Indonesia’s logistics industry is expected to move forward in line with the country’s fast growth. Boston Consulting Group (BCG) revealed that the sector has been recording strong double digit growth in the past few years, and will continue to do so on the back of increased domestic consumption, higher trade, lower external financing costs, and more infrastructure development.
The domestic market size for logistics as a whole in Indonesia is estimated at S$163.4 billion and still growing.
E-payments, logistics, and infrastructure are often cited as the three main spaces that need to be improved upon before many modern business models in Indonesia (like e-commerce, for example) can see significant growth – similar to markets like the United States, China, and India.
Furthermore, BCG says that the ASEAN Economic Community could soon pose interesting problems and opportunities for Indonesian businesses. Much work still needs to be done to improve international connectivity and the country’s export competitiveness. For this reason, it is important for Indonesia’s logistics sector to start adopting a more integrated approach that ensures efficiencies across the entire supply chain.
“AEC will significantly increases the intensity of goods and commodity’s flow in the region. It will also impose a great challenge because for a very long time, the country’s logistics sector has been inefficient with no one disrupting the market,” said Wilson Cuaca, managing partner of East Ventures.

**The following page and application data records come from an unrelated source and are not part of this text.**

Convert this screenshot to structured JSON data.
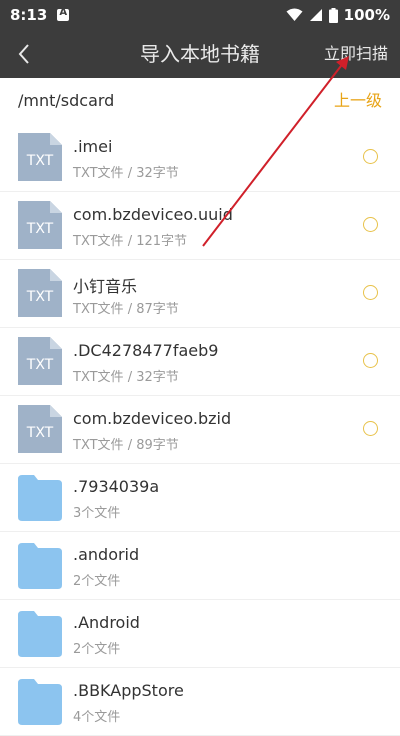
{
  "status_bar": {
    "time": "8:13",
    "battery": "100%",
    "icons": [
      "notification-a-icon",
      "wifi-icon",
      "signal-icon",
      "battery-icon"
    ]
  },
  "header": {
    "title": "导入本地书籍",
    "scan_label": "立即扫描",
    "back_icon": "back-arrow-icon"
  },
  "path_bar": {
    "path": "/mnt/sdcard",
    "up_label": "上一级"
  },
  "files": [
    {
      "name": ".imei",
      "meta": "TXT文件 / 32字节",
      "type": "txt",
      "icon_text": "TXT",
      "selectable": true
    },
    {
      "name": "com.bzdeviceo.uuid",
      "meta": "TXT文件 / 121字节",
      "type": "txt",
      "icon_text": "TXT",
      "selectable": true
    },
    {
      "name": "小钉音乐",
      "meta": "TXT文件 / 87字节",
      "type": "txt",
      "icon_text": "TXT",
      "selectable": true
    },
    {
      "name": ".DC4278477faeb9",
      "meta": "TXT文件 / 32字节",
      "type": "txt",
      "icon_text": "TXT",
      "selectable": true
    },
    {
      "name": "com.bzdeviceo.bzid",
      "meta": "TXT文件 / 89字节",
      "type": "txt",
      "icon_text": "TXT",
      "selectable": true
    },
    {
      "name": ".7934039a",
      "meta": "3个文件",
      "type": "folder",
      "selectable": false
    },
    {
      "name": ".andorid",
      "meta": "2个文件",
      "type": "folder",
      "selectable": false
    },
    {
      "name": ".Android",
      "meta": "2个文件",
      "type": "folder",
      "selectable": false
    },
    {
      "name": ".BBKAppStore",
      "meta": "4个文件",
      "type": "folder",
      "selectable": false
    }
  ],
  "colors": {
    "header_bg": "#3c3c3c",
    "accent": "#e8a417",
    "radio": "#e8c24a",
    "txt_icon": "#9fb2c8",
    "folder_icon": "#8cc4ef",
    "annotation_arrow": "#d0202a"
  },
  "annotation": {
    "type": "arrow",
    "points_to": "scan-button"
  }
}
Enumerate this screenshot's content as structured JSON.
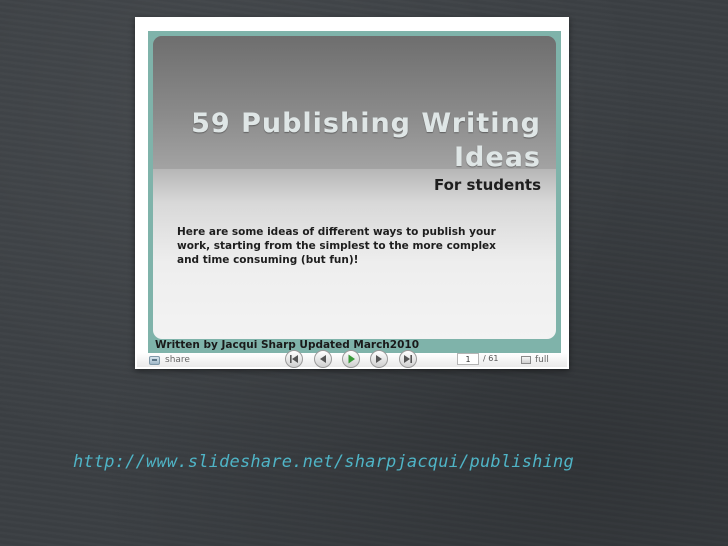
{
  "slide": {
    "title": "59 Publishing Writing Ideas",
    "subtitle": "For students",
    "body": "Here are some ideas of different ways to publish your work, starting from the simplest to the more complex and time consuming (but fun)!",
    "footer": "Written by Jacqui Sharp Updated March2010"
  },
  "player": {
    "share_label": "share",
    "share_icon": "share-icon",
    "nav_icons": [
      "first-slide-icon",
      "previous-slide-icon",
      "play-icon",
      "next-slide-icon",
      "last-slide-icon"
    ],
    "current_page": "1",
    "total_pages": "/ 61",
    "full_label": "full",
    "full_icon": "fullscreen-icon"
  },
  "link": {
    "url": "http://www.slideshare.net/sharpjacqui/publishing"
  },
  "colors": {
    "background": "#3b3f43",
    "slide_frame": "#7fb3aa",
    "link": "#4fb4c6",
    "play_accent": "#3a9a3a"
  }
}
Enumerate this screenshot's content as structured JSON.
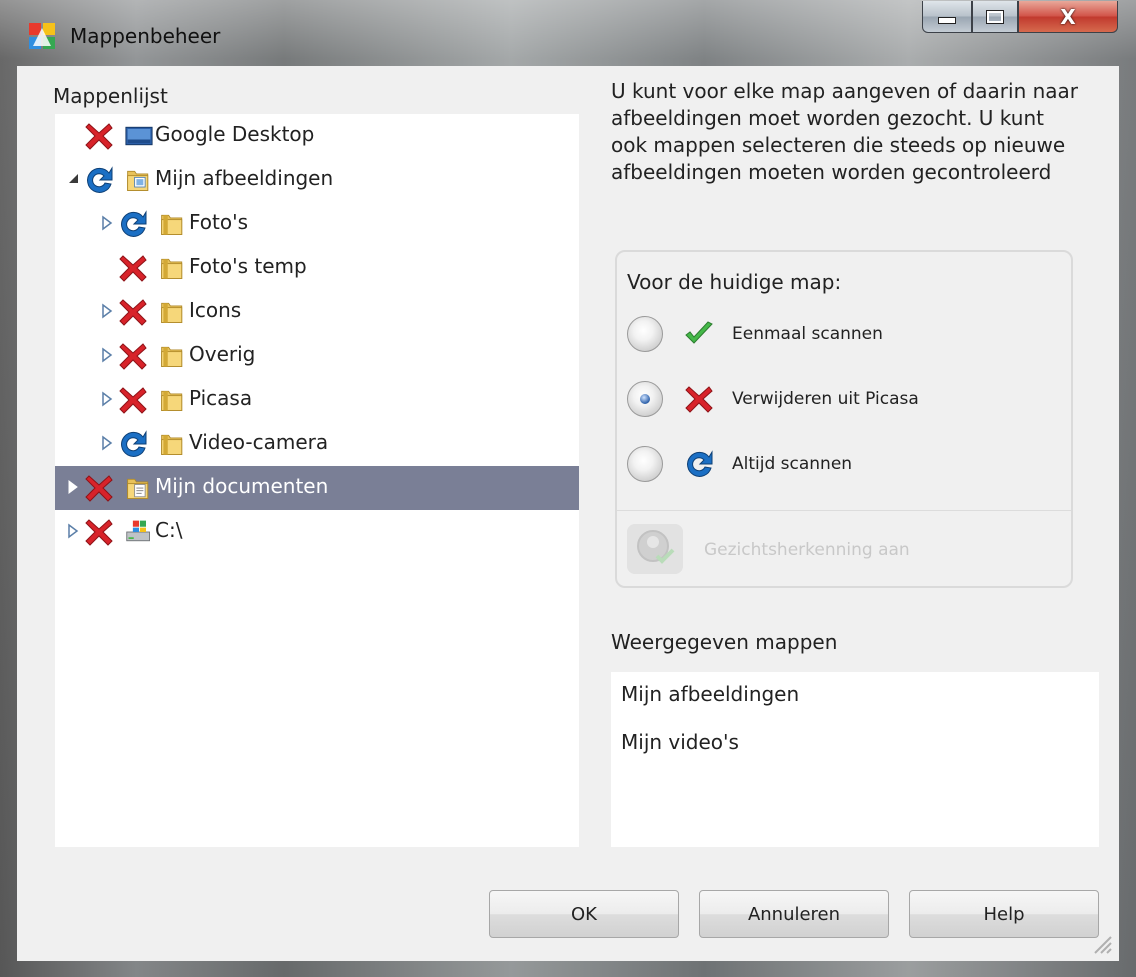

“But we believe the technology Kargo develops will empower Indonesia’s competitiveness for domestic and international trade,” he added.